Provided information section start
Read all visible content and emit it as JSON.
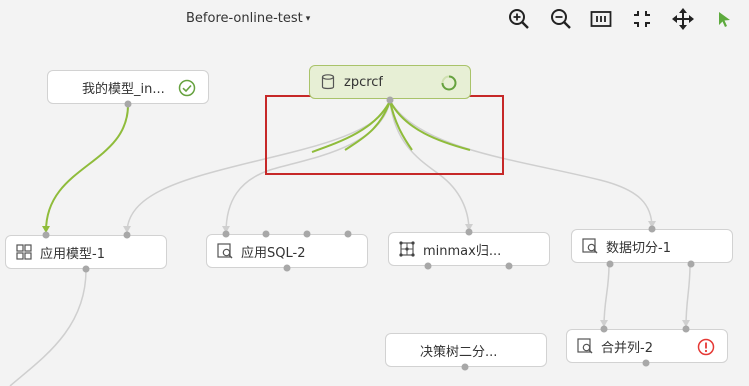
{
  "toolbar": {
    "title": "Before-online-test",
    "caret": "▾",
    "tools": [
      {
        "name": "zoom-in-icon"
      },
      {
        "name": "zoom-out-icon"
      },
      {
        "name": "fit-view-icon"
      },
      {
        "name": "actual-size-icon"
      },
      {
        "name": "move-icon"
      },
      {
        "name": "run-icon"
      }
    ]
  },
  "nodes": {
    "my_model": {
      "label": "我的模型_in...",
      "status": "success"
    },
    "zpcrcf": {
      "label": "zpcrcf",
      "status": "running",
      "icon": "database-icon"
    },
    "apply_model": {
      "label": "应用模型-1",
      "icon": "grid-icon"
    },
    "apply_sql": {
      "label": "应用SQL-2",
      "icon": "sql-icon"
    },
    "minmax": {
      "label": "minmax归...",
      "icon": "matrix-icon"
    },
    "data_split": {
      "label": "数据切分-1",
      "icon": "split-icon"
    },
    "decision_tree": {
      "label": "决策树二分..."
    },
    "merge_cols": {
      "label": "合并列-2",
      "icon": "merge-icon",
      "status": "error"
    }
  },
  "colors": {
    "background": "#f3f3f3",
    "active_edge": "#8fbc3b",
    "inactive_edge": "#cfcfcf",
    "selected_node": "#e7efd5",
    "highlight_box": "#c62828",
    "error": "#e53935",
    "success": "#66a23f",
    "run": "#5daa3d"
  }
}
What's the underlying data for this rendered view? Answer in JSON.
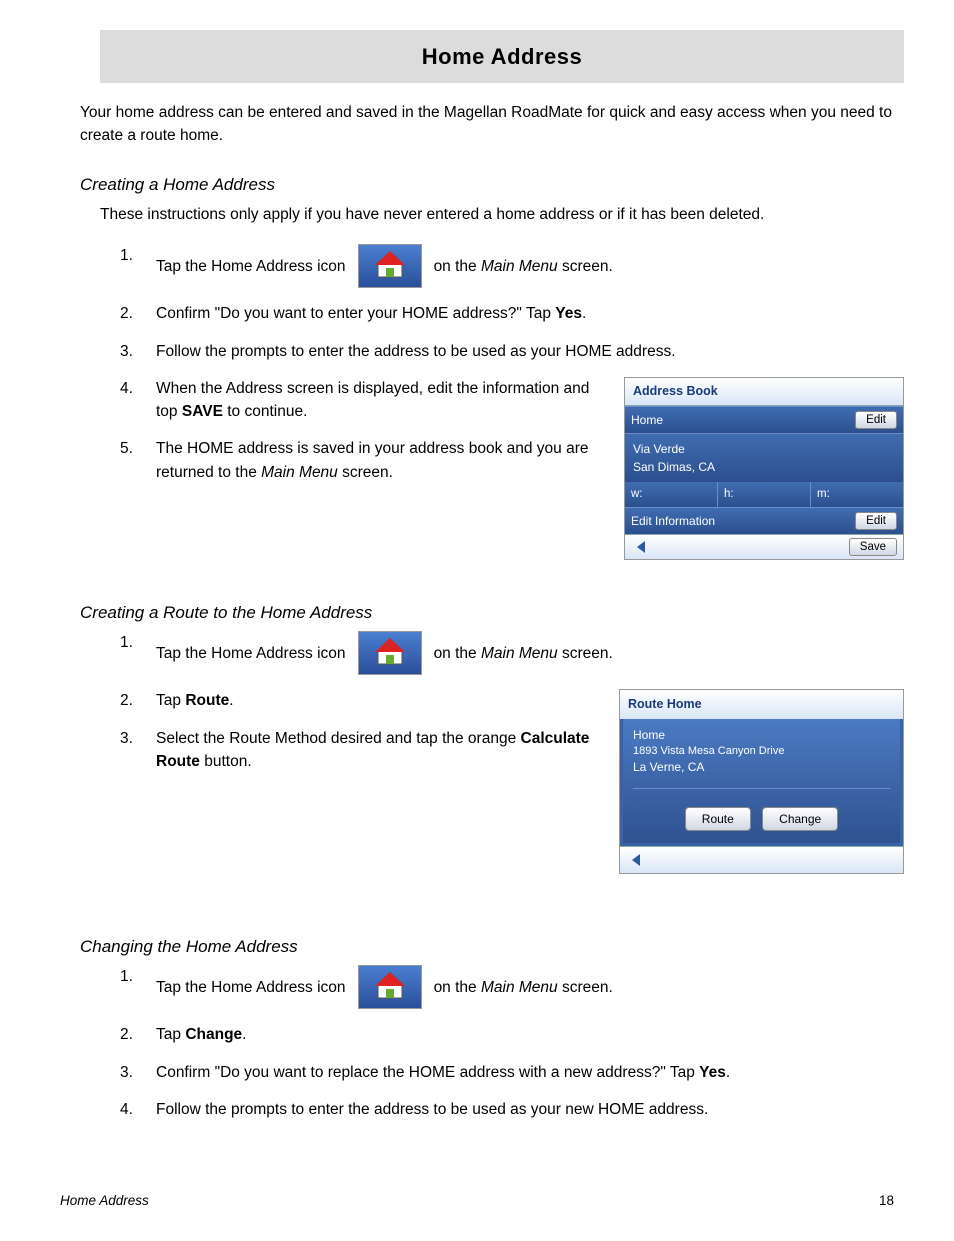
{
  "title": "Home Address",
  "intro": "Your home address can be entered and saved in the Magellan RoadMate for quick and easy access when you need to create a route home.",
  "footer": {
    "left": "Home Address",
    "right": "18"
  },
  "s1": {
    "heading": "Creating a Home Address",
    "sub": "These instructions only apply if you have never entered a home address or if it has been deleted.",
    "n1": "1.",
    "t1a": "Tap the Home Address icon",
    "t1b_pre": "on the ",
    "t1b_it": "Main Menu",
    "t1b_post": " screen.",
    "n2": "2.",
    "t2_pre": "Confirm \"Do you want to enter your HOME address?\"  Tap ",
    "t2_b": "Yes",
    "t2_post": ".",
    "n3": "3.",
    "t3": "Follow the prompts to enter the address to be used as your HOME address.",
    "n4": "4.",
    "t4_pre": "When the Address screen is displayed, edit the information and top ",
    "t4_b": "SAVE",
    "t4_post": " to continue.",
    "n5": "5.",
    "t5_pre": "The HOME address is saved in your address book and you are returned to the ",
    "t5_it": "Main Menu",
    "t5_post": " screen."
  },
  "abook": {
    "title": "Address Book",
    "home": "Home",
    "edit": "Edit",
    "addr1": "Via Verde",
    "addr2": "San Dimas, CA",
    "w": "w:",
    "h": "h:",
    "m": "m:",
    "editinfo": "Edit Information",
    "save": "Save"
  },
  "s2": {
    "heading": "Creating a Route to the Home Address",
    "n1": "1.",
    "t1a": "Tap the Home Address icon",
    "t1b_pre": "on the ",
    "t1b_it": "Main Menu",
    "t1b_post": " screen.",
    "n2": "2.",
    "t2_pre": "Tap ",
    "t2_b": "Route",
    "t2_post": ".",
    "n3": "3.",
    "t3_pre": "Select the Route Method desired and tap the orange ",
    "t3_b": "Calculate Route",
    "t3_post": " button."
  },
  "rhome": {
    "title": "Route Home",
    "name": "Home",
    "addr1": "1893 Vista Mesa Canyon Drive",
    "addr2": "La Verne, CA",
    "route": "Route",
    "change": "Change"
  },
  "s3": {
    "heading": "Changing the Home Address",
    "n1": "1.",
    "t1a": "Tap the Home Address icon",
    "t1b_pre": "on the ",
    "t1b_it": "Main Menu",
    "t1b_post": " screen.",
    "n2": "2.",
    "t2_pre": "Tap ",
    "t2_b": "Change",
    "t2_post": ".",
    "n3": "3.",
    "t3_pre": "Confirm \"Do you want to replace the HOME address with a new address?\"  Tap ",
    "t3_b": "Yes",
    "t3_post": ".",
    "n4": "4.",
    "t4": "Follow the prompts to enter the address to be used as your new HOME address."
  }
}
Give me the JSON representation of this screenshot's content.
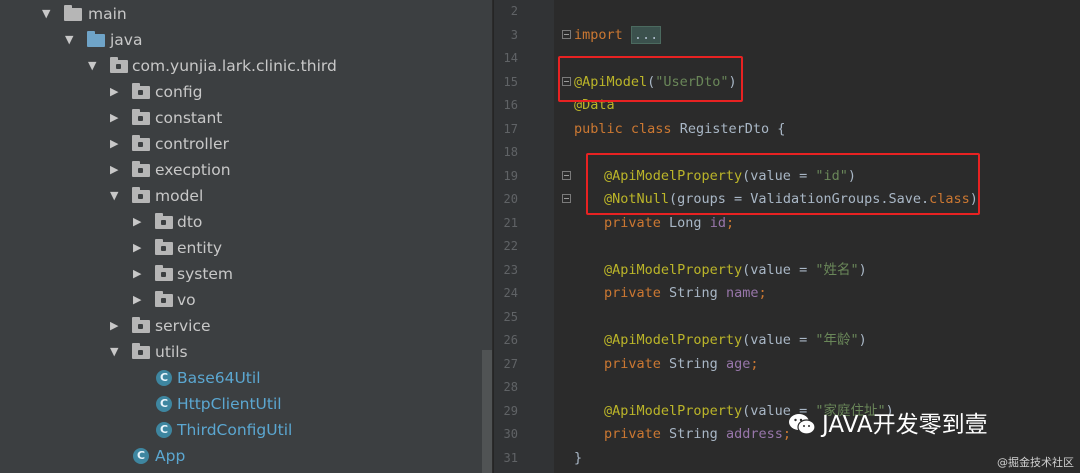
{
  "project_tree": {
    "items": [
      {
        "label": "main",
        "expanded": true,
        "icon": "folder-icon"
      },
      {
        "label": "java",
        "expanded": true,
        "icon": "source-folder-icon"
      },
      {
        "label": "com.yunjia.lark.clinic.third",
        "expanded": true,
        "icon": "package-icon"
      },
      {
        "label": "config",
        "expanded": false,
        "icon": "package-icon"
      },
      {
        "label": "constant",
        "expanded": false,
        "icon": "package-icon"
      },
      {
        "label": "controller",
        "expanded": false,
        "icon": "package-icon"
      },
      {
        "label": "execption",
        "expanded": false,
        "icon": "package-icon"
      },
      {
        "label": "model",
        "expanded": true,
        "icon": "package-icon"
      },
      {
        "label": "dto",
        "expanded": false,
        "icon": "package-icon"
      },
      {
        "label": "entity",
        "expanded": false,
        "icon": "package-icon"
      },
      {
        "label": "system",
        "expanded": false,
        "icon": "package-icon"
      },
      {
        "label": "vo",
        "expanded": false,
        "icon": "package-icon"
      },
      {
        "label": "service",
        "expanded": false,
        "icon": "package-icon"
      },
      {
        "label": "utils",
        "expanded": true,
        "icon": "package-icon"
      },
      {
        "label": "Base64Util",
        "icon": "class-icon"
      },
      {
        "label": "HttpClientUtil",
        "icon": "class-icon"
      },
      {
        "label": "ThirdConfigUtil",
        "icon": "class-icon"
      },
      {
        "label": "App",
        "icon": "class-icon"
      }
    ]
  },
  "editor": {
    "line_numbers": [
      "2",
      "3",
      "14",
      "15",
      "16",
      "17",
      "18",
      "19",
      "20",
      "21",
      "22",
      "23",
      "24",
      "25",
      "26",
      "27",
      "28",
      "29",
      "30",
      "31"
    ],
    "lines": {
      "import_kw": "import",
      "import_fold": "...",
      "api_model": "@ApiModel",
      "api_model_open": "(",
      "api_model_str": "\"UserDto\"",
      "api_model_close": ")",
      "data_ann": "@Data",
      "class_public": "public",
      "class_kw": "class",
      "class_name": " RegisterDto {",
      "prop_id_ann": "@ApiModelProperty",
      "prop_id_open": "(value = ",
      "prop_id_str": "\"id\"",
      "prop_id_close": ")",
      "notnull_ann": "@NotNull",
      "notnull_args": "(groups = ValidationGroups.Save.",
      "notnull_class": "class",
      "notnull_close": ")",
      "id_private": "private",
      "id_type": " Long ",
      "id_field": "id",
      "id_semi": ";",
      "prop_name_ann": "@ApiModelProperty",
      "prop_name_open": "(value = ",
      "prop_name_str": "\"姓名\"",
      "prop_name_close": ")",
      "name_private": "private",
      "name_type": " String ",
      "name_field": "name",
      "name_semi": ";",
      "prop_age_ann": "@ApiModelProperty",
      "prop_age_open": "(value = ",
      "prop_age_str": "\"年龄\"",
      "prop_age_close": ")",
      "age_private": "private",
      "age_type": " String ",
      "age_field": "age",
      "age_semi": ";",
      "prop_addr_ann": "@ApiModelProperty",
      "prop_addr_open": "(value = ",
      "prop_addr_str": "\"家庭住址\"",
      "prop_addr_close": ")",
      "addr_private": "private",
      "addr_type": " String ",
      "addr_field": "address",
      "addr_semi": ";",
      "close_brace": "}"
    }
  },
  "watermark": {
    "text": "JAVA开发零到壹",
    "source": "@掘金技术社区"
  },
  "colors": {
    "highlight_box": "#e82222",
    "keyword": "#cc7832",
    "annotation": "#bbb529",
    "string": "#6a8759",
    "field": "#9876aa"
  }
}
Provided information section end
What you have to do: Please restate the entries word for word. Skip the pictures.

Answer for the task:
Read all visible content and emit it as JSON.
{
  "toolbar": {
    "title": "Before-online-test",
    "caret": "▾",
    "tools": [
      {
        "name": "zoom-in-icon"
      },
      {
        "name": "zoom-out-icon"
      },
      {
        "name": "fit-view-icon"
      },
      {
        "name": "actual-size-icon"
      },
      {
        "name": "move-icon"
      },
      {
        "name": "run-icon"
      }
    ]
  },
  "nodes": {
    "my_model": {
      "label": "我的模型_in...",
      "status": "success"
    },
    "zpcrcf": {
      "label": "zpcrcf",
      "status": "running",
      "icon": "database-icon"
    },
    "apply_model": {
      "label": "应用模型-1",
      "icon": "grid-icon"
    },
    "apply_sql": {
      "label": "应用SQL-2",
      "icon": "sql-icon"
    },
    "minmax": {
      "label": "minmax归...",
      "icon": "matrix-icon"
    },
    "data_split": {
      "label": "数据切分-1",
      "icon": "split-icon"
    },
    "decision_tree": {
      "label": "决策树二分..."
    },
    "merge_cols": {
      "label": "合并列-2",
      "icon": "merge-icon",
      "status": "error"
    }
  },
  "colors": {
    "background": "#f3f3f3",
    "active_edge": "#8fbc3b",
    "inactive_edge": "#cfcfcf",
    "selected_node": "#e7efd5",
    "highlight_box": "#c62828",
    "error": "#e53935",
    "success": "#66a23f",
    "run": "#5daa3d"
  }
}
What's the underlying data for this rendered view? Answer in JSON.
{
  "title": "Home Address",
  "intro": "Your home address can be entered and saved in the Magellan RoadMate for quick and easy access when you need to create a route home.",
  "footer": {
    "left": "Home Address",
    "right": "18"
  },
  "s1": {
    "heading": "Creating a Home Address",
    "sub": "These instructions only apply if you have never entered a home address or if it has been deleted.",
    "n1": "1.",
    "t1a": "Tap the Home Address icon",
    "t1b_pre": "on the ",
    "t1b_it": "Main Menu",
    "t1b_post": " screen.",
    "n2": "2.",
    "t2_pre": "Confirm \"Do you want to enter your HOME address?\"  Tap ",
    "t2_b": "Yes",
    "t2_post": ".",
    "n3": "3.",
    "t3": "Follow the prompts to enter the address to be used as your HOME address.",
    "n4": "4.",
    "t4_pre": "When the Address screen is displayed, edit the information and top ",
    "t4_b": "SAVE",
    "t4_post": " to continue.",
    "n5": "5.",
    "t5_pre": "The HOME address is saved in your address book and you are returned to the ",
    "t5_it": "Main Menu",
    "t5_post": " screen."
  },
  "abook": {
    "title": "Address Book",
    "home": "Home",
    "edit": "Edit",
    "addr1": "Via Verde",
    "addr2": "San Dimas, CA",
    "w": "w:",
    "h": "h:",
    "m": "m:",
    "editinfo": "Edit Information",
    "save": "Save"
  },
  "s2": {
    "heading": "Creating a Route to the Home Address",
    "n1": "1.",
    "t1a": "Tap the Home Address icon",
    "t1b_pre": "on the ",
    "t1b_it": "Main Menu",
    "t1b_post": " screen.",
    "n2": "2.",
    "t2_pre": "Tap ",
    "t2_b": "Route",
    "t2_post": ".",
    "n3": "3.",
    "t3_pre": "Select the Route Method desired and tap the orange ",
    "t3_b": "Calculate Route",
    "t3_post": " button."
  },
  "rhome": {
    "title": "Route Home",
    "name": "Home",
    "addr1": "1893 Vista Mesa Canyon Drive",
    "addr2": "La Verne, CA",
    "route": "Route",
    "change": "Change"
  },
  "s3": {
    "heading": "Changing the Home Address",
    "n1": "1.",
    "t1a": "Tap the Home Address icon",
    "t1b_pre": "on the ",
    "t1b_it": "Main Menu",
    "t1b_post": " screen.",
    "n2": "2.",
    "t2_pre": "Tap ",
    "t2_b": "Change",
    "t2_post": ".",
    "n3": "3.",
    "t3_pre": "Confirm \"Do you want to replace the HOME address with a new address?\"  Tap ",
    "t3_b": "Yes",
    "t3_post": ".",
    "n4": "4.",
    "t4": "Follow the prompts to enter the address to be used as your new HOME address."
  }
}
Give me the JSON representation of this screenshot's content.
{
  "project_tree": {
    "items": [
      {
        "label": "main",
        "expanded": true,
        "icon": "folder-icon"
      },
      {
        "label": "java",
        "expanded": true,
        "icon": "source-folder-icon"
      },
      {
        "label": "com.yunjia.lark.clinic.third",
        "expanded": true,
        "icon": "package-icon"
      },
      {
        "label": "config",
        "expanded": false,
        "icon": "package-icon"
      },
      {
        "label": "constant",
        "expanded": false,
        "icon": "package-icon"
      },
      {
        "label": "controller",
        "expanded": false,
        "icon": "package-icon"
      },
      {
        "label": "execption",
        "expanded": false,
        "icon": "package-icon"
      },
      {
        "label": "model",
        "expanded": true,
        "icon": "package-icon"
      },
      {
        "label": "dto",
        "expanded": false,
        "icon": "package-icon"
      },
      {
        "label": "entity",
        "expanded": false,
        "icon": "package-icon"
      },
      {
        "label": "system",
        "expanded": false,
        "icon": "package-icon"
      },
      {
        "label": "vo",
        "expanded": false,
        "icon": "package-icon"
      },
      {
        "label": "service",
        "expanded": false,
        "icon": "package-icon"
      },
      {
        "label": "utils",
        "expanded": true,
        "icon": "package-icon"
      },
      {
        "label": "Base64Util",
        "icon": "class-icon"
      },
      {
        "label": "HttpClientUtil",
        "icon": "class-icon"
      },
      {
        "label": "ThirdConfigUtil",
        "icon": "class-icon"
      },
      {
        "label": "App",
        "icon": "class-icon"
      }
    ]
  },
  "editor": {
    "line_numbers": [
      "2",
      "3",
      "14",
      "15",
      "16",
      "17",
      "18",
      "19",
      "20",
      "21",
      "22",
      "23",
      "24",
      "25",
      "26",
      "27",
      "28",
      "29",
      "30",
      "31"
    ],
    "lines": {
      "import_kw": "import",
      "import_fold": "...",
      "api_model": "@ApiModel",
      "api_model_open": "(",
      "api_model_str": "\"UserDto\"",
      "api_model_close": ")",
      "data_ann": "@Data",
      "class_public": "public",
      "class_kw": "class",
      "class_name": " RegisterDto {",
      "prop_id_ann": "@ApiModelProperty",
      "prop_id_open": "(value = ",
      "prop_id_str": "\"id\"",
      "prop_id_close": ")",
      "notnull_ann": "@NotNull",
      "notnull_args": "(groups = ValidationGroups.Save.",
      "notnull_class": "class",
      "notnull_close": ")",
      "id_private": "private",
      "id_type": " Long ",
      "id_field": "id",
      "id_semi": ";",
      "prop_name_ann": "@ApiModelProperty",
      "prop_name_open": "(value = ",
      "prop_name_str": "\"姓名\"",
      "prop_name_close": ")",
      "name_private": "private",
      "name_type": " String ",
      "name_field": "name",
      "name_semi": ";",
      "prop_age_ann": "@ApiModelProperty",
      "prop_age_open": "(value = ",
      "prop_age_str": "\"年龄\"",
      "prop_age_close": ")",
      "age_private": "private",
      "age_type": " String ",
      "age_field": "age",
      "age_semi": ";",
      "prop_addr_ann": "@ApiModelProperty",
      "prop_addr_open": "(value = ",
      "prop_addr_str": "\"家庭住址\"",
      "prop_addr_close": ")",
      "addr_private": "private",
      "addr_type": " String ",
      "addr_field": "address",
      "addr_semi": ";",
      "close_brace": "}"
    }
  },
  "watermark": {
    "text": "JAVA开发零到壹",
    "source": "@掘金技术社区"
  },
  "colors": {
    "highlight_box": "#e82222",
    "keyword": "#cc7832",
    "annotation": "#bbb529",
    "string": "#6a8759",
    "field": "#9876aa"
  }
}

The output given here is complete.